Where there are logs, there is usually an overwhelming amount of log data. This makes it hard for an organization to spot security problems. How do you find the one packet among millions that indicates someone is sending proprietary information out of the enterprise?
Let's illustrate how it is possible to drill down and find that single suspect packet through a series of screenshots. As an example interface, we'll use NetIQ's Security Manager v 6.0 to demonstrate the filtering process, but other vendors in this market offer similar interfaces and capabilities. Regardless of the product your organization uses, this tip will provide a blueprint for how to drill down and obtain the log information you need.
Let's start with the main dashboard screen. Here you can get a quick summary of all current security alerts, whether the various agents are operating properly, and what alerts have yet to be resolved.
If we drill into the open alerts, we see the next screen, which shows all unresolved alerts, as well as links to a corporate knowledge base.
In the illustration, a user has made changes to a sensitive file and that is why it is flagged as an alert. As we move further into analyzing what happened with this file, the next screen shows where we see what the file was and who renamed it and what program (in this case, Windows Explorer) did the deed. In this screen, we see that the event was "unmanaged," meaning that it wasn't authorized.
Many log-management tools also can collect reports from other network-protective devices, such as firewalls and IDSes. In the next screen, we see the collection of log data from a sample Cisco PIX firewall during the last two hours. The particular event that is highlighted in the screenshot is an access denied request.
One part of any good security management tool is the ability to make some sense about disparate events that happen on the network that may have a single underlying cause. A number of log-management tools have correlation and analysis tools that can be used to determine what happened after the fact. In the next screen, we can construct custom queries, which in this case we would use to determine if three particular events occurred within 30 seconds from the same source IP address.
So far we have explored the logging data, and conducted some lightweight analysis. Next we'll start to dig deeper to find out what kind of activity is really going on. The next screen is good place to start comparing our logs and normalizing them for further analysis. You can rotate the graphical display, add and delete columns and rows and do other manipulations to expose patterns and potential network issues.
Many of these log management tools have reporting capabilities as well. For instance, when an employee may be suspected of wrongdoing, it's possible to use a forensics wizard to filter the logs for all traffic originating from the suspect user's ID.
When this report is run, we get the results in the next screen. From there,it's possible to expand and sort the various lines in the report and drill down further to determine exactly what the mysterious J. Smith has been up to.
These types of reports are useful when you know ahead of time what to look for, such as providing evidence for an electronic discovery request or other external reasons.

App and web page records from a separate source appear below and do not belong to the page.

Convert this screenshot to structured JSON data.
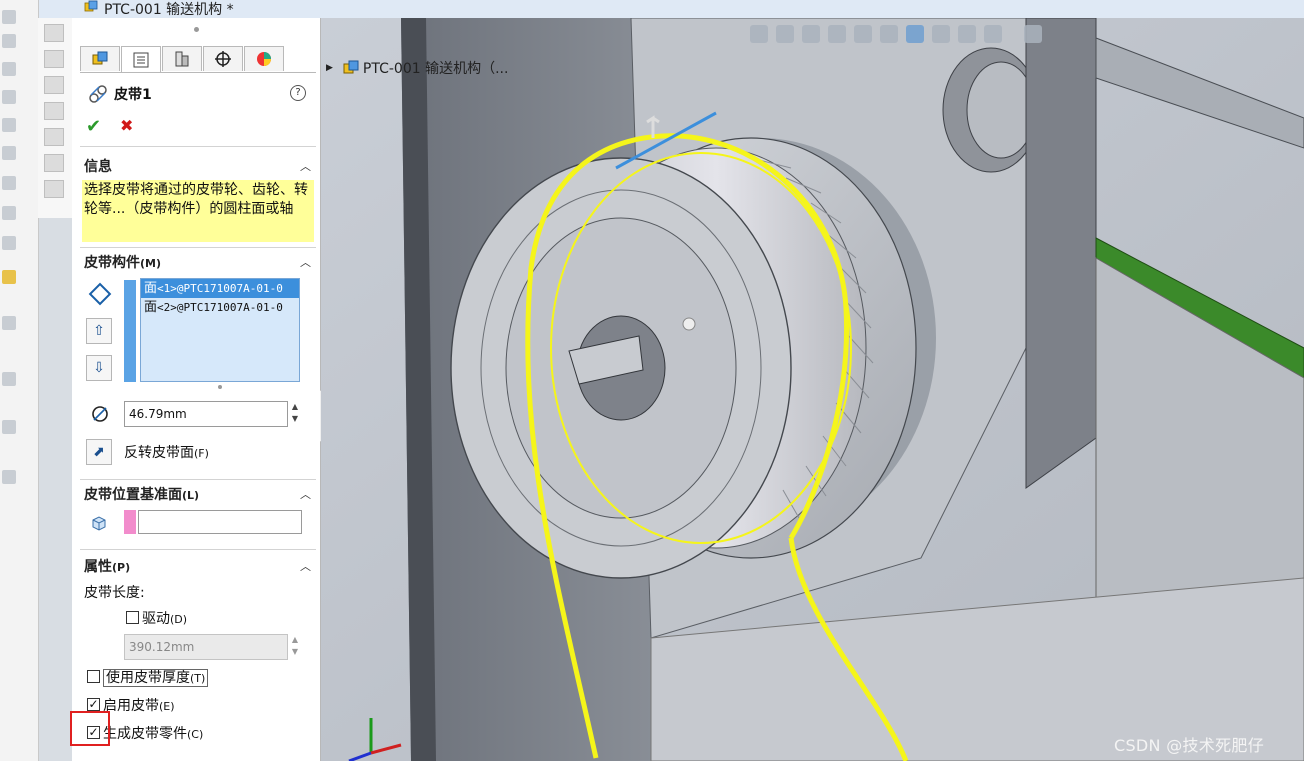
{
  "window": {
    "title": "PTC-001 输送机构 *"
  },
  "feature_tabs": [
    "feature-manager-tab",
    "property-manager-tab",
    "configuration-manager-tab",
    "dimxpert-tab",
    "display-manager-tab"
  ],
  "property_manager": {
    "title": "皮带1",
    "help": "?",
    "ok": "✔",
    "cancel": "✖",
    "info": {
      "header": "信息",
      "text": "选择皮带将通过的皮带轮、齿轮、转轮等...（皮带构件）的圆柱面或轴"
    },
    "belt_members": {
      "header": "皮带构件",
      "header_key": "(M)",
      "items": [
        {
          "prefix": "面",
          "ref": "<1>@PTC171007A-01-0"
        },
        {
          "prefix": "面",
          "ref": "<2>@PTC171007A-01-0"
        }
      ],
      "diameter": "46.79mm",
      "flip_label": "反转皮带面",
      "flip_key": "(F)"
    },
    "belt_plane": {
      "header": "皮带位置基准面",
      "header_key": "(L)",
      "value": ""
    },
    "properties": {
      "header": "属性",
      "header_key": "(P)",
      "length_label": "皮带长度:",
      "drive_label": "驱动",
      "drive_key": "(D)",
      "drive_checked": false,
      "length_value": "390.12mm",
      "use_thickness_label": "使用皮带厚度",
      "use_thickness_key": "(T)",
      "use_thickness_checked": false,
      "enable_belt_label": "启用皮带",
      "enable_belt_key": "(E)",
      "enable_belt_checked": true,
      "create_part_label": "生成皮带零件",
      "create_part_key": "(C)",
      "create_part_checked": true
    }
  },
  "feature_tree": {
    "root_label": "PTC-001 输送机构（..."
  },
  "watermark": "CSDN @技术死肥仔",
  "colors": {
    "belt_highlight": "#f5f51a",
    "selection_blue": "#3c8fdc",
    "info_yellow": "#ffff99",
    "accent_red": "#e02020"
  }
}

All log analyzers are actually mini development environments and come with report builders, rule creation engines, alert managers and other forensic add-ons. With some products, separate pieces of software are needed to run these tools, while others have some of them built-in. For example, you have rule sets that can control what information is filtered, what alerts are activated and how often they are acted upon, and how information is aggregated for auditing or compliance purposes. In addition, there are other tools to automate or script some of the more common processes for collecting data or parsing the logs from various servers and network devices.
About the author:
David Strom is one of the leading experts on network and Internet technologies and has written extensively on the topic for nearly 20 years. He has held several editorial management positions for both print and online properties, most recently as Editor-in-Chief for Tom's Hardware. In 1990, Strom created Network Computing magazine and was the first Editor-in-Chief establishing the magazine's networked laboratories. He is the author of two books: Internet Messaging (Prentice Hall 1998) which he co-authored with Marshall T. Rose and Home Networking Survival Guide (McGrawHill/Osbourne; 2001). Strom is a frequent speaker, panel moderator and instructor and has appeared on Fox TV News Network, NPR's Science Friday radio program, ABC TV's World News Tonight and CBS-TV's Up to the Minute.
This was first published in October 2007